→ Work to complete:
Print each entry as it appears. Images stay out of the copy.

[Extracted material — start]

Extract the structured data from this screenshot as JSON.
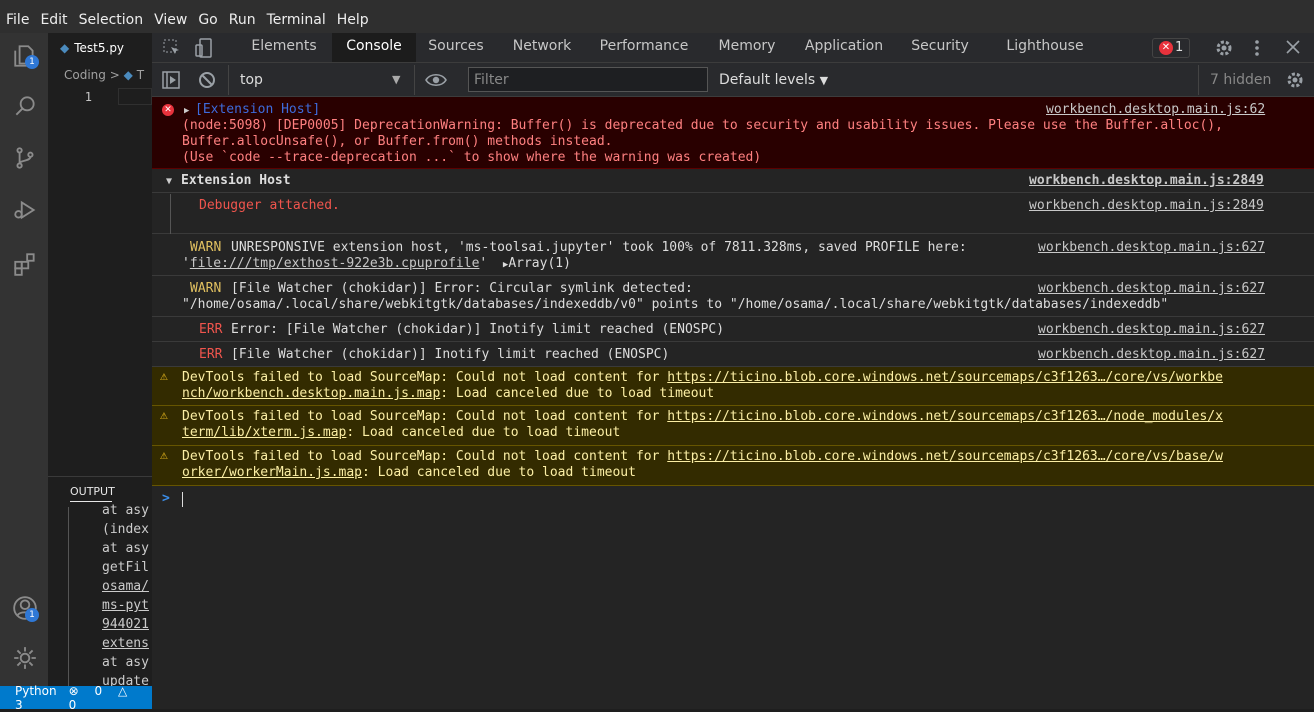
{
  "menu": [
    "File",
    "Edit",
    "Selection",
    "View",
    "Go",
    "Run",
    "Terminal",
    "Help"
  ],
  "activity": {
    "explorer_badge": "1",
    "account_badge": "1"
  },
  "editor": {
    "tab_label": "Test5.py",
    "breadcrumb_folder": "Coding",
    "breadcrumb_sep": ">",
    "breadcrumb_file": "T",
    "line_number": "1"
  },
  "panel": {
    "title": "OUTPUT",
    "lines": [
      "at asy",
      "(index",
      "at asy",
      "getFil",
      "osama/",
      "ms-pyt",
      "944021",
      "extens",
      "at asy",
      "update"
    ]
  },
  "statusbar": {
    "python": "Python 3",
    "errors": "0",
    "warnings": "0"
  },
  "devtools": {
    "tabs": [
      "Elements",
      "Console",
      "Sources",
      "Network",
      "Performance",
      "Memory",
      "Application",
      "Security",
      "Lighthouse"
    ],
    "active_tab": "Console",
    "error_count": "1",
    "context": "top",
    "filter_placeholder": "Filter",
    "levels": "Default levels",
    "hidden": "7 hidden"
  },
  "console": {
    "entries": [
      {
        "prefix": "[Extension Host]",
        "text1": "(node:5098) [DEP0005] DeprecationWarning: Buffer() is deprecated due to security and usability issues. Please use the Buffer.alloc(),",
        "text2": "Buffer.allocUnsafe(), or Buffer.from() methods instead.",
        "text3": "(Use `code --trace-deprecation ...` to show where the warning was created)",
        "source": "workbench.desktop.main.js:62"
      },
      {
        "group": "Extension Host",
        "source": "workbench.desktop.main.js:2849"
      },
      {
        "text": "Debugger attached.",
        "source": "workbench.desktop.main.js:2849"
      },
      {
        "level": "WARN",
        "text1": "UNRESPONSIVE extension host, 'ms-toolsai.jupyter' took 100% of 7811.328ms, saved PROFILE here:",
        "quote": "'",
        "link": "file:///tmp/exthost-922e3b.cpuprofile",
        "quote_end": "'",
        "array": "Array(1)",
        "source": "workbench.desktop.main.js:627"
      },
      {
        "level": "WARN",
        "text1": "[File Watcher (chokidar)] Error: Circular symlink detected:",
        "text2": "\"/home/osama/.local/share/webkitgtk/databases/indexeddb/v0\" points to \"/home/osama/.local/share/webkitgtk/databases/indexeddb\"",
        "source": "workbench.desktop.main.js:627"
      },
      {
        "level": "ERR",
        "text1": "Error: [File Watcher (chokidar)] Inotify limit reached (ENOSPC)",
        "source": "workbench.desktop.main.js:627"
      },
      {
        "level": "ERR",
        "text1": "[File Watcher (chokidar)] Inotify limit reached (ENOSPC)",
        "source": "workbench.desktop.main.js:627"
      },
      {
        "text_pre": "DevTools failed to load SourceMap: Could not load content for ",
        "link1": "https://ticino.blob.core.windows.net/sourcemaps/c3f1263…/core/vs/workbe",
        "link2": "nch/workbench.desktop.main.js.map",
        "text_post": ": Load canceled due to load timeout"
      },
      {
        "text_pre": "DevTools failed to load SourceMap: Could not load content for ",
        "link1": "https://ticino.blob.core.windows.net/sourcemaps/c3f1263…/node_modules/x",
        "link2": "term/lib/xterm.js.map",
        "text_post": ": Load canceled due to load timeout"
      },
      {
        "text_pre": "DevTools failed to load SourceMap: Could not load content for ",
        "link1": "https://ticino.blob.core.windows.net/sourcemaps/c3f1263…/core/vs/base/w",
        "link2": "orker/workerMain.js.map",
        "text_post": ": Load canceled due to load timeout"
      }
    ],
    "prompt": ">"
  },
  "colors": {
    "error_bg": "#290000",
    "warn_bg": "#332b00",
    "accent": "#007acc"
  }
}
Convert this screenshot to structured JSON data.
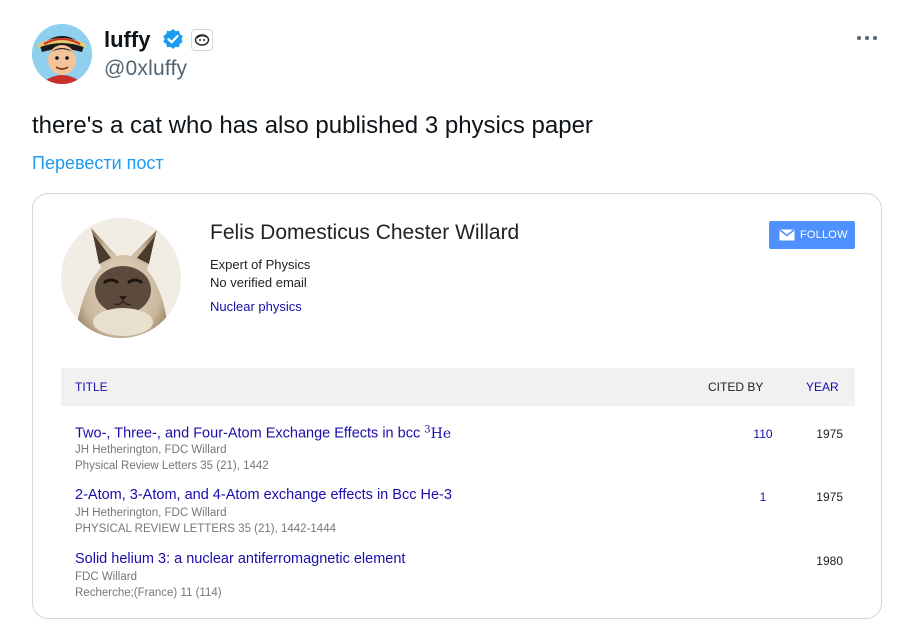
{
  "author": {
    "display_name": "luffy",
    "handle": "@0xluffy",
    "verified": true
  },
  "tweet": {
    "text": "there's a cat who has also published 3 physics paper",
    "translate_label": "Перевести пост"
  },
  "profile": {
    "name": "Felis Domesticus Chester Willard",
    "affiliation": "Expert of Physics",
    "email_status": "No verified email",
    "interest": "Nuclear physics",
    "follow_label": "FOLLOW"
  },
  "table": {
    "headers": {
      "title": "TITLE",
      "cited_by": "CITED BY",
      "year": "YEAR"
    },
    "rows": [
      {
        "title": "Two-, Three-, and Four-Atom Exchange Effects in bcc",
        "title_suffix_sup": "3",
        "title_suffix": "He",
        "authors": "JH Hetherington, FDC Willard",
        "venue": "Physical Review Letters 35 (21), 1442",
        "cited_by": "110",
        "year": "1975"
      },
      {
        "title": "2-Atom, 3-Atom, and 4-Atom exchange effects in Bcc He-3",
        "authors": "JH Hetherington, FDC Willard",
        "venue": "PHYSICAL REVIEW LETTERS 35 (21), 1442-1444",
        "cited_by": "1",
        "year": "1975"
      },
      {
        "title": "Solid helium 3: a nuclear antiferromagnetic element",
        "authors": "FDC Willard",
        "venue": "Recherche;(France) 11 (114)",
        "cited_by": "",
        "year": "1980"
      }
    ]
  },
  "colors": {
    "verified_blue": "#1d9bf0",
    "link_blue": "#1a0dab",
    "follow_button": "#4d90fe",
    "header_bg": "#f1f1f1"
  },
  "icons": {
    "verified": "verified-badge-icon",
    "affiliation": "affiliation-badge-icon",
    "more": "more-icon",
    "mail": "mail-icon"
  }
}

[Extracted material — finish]

→ Solution:
Extract the structured data from this screenshot as JSON.
{
  "menu": [
    "File",
    "Edit",
    "Selection",
    "View",
    "Go",
    "Run",
    "Terminal",
    "Help"
  ],
  "activity": {
    "explorer_badge": "1",
    "account_badge": "1"
  },
  "editor": {
    "tab_label": "Test5.py",
    "breadcrumb_folder": "Coding",
    "breadcrumb_sep": ">",
    "breadcrumb_file": "T",
    "line_number": "1"
  },
  "panel": {
    "title": "OUTPUT",
    "lines": [
      "at asy",
      "(index",
      "at asy",
      "getFil",
      "osama/",
      "ms-pyt",
      "944021",
      "extens",
      "at asy",
      "update"
    ]
  },
  "statusbar": {
    "python": "Python 3",
    "errors": "0",
    "warnings": "0"
  },
  "devtools": {
    "tabs": [
      "Elements",
      "Console",
      "Sources",
      "Network",
      "Performance",
      "Memory",
      "Application",
      "Security",
      "Lighthouse"
    ],
    "active_tab": "Console",
    "error_count": "1",
    "context": "top",
    "filter_placeholder": "Filter",
    "levels": "Default levels",
    "hidden": "7 hidden"
  },
  "console": {
    "entries": [
      {
        "prefix": "[Extension Host]",
        "text1": "(node:5098) [DEP0005] DeprecationWarning: Buffer() is deprecated due to security and usability issues. Please use the Buffer.alloc(),",
        "text2": "Buffer.allocUnsafe(), or Buffer.from() methods instead.",
        "text3": "(Use `code --trace-deprecation ...` to show where the warning was created)",
        "source": "workbench.desktop.main.js:62"
      },
      {
        "group": "Extension Host",
        "source": "workbench.desktop.main.js:2849"
      },
      {
        "text": "Debugger attached.",
        "source": "workbench.desktop.main.js:2849"
      },
      {
        "level": "WARN",
        "text1": "UNRESPONSIVE extension host, 'ms-toolsai.jupyter' took 100% of 7811.328ms, saved PROFILE here:",
        "quote": "'",
        "link": "file:///tmp/exthost-922e3b.cpuprofile",
        "quote_end": "'",
        "array": "Array(1)",
        "source": "workbench.desktop.main.js:627"
      },
      {
        "level": "WARN",
        "text1": "[File Watcher (chokidar)] Error: Circular symlink detected:",
        "text2": "\"/home/osama/.local/share/webkitgtk/databases/indexeddb/v0\" points to \"/home/osama/.local/share/webkitgtk/databases/indexeddb\"",
        "source": "workbench.desktop.main.js:627"
      },
      {
        "level": "ERR",
        "text1": "Error: [File Watcher (chokidar)] Inotify limit reached (ENOSPC)",
        "source": "workbench.desktop.main.js:627"
      },
      {
        "level": "ERR",
        "text1": "[File Watcher (chokidar)] Inotify limit reached (ENOSPC)",
        "source": "workbench.desktop.main.js:627"
      },
      {
        "text_pre": "DevTools failed to load SourceMap: Could not load content for ",
        "link1": "https://ticino.blob.core.windows.net/sourcemaps/c3f1263…/core/vs/workbe",
        "link2": "nch/workbench.desktop.main.js.map",
        "text_post": ": Load canceled due to load timeout"
      },
      {
        "text_pre": "DevTools failed to load SourceMap: Could not load content for ",
        "link1": "https://ticino.blob.core.windows.net/sourcemaps/c3f1263…/node_modules/x",
        "link2": "term/lib/xterm.js.map",
        "text_post": ": Load canceled due to load timeout"
      },
      {
        "text_pre": "DevTools failed to load SourceMap: Could not load content for ",
        "link1": "https://ticino.blob.core.windows.net/sourcemaps/c3f1263…/core/vs/base/w",
        "link2": "orker/workerMain.js.map",
        "text_post": ": Load canceled due to load timeout"
      }
    ],
    "prompt": ">"
  },
  "colors": {
    "error_bg": "#290000",
    "warn_bg": "#332b00",
    "accent": "#007acc"
  }
}
Convert this screenshot to structured JSON data.
{
  "author": {
    "display_name": "luffy",
    "handle": "@0xluffy",
    "verified": true
  },
  "tweet": {
    "text": "there's a cat who has also published 3 physics paper",
    "translate_label": "Перевести пост"
  },
  "profile": {
    "name": "Felis Domesticus Chester Willard",
    "affiliation": "Expert of Physics",
    "email_status": "No verified email",
    "interest": "Nuclear physics",
    "follow_label": "FOLLOW"
  },
  "table": {
    "headers": {
      "title": "TITLE",
      "cited_by": "CITED BY",
      "year": "YEAR"
    },
    "rows": [
      {
        "title": "Two-, Three-, and Four-Atom Exchange Effects in bcc",
        "title_suffix_sup": "3",
        "title_suffix": "He",
        "authors": "JH Hetherington, FDC Willard",
        "venue": "Physical Review Letters 35 (21), 1442",
        "cited_by": "110",
        "year": "1975"
      },
      {
        "title": "2-Atom, 3-Atom, and 4-Atom exchange effects in Bcc He-3",
        "authors": "JH Hetherington, FDC Willard",
        "venue": "PHYSICAL REVIEW LETTERS 35 (21), 1442-1444",
        "cited_by": "1",
        "year": "1975"
      },
      {
        "title": "Solid helium 3: a nuclear antiferromagnetic element",
        "authors": "FDC Willard",
        "venue": "Recherche;(France) 11 (114)",
        "cited_by": "",
        "year": "1980"
      }
    ]
  },
  "colors": {
    "verified_blue": "#1d9bf0",
    "link_blue": "#1a0dab",
    "follow_button": "#4d90fe",
    "header_bg": "#f1f1f1"
  },
  "icons": {
    "verified": "verified-badge-icon",
    "affiliation": "affiliation-badge-icon",
    "more": "more-icon",
    "mail": "mail-icon"
  }
}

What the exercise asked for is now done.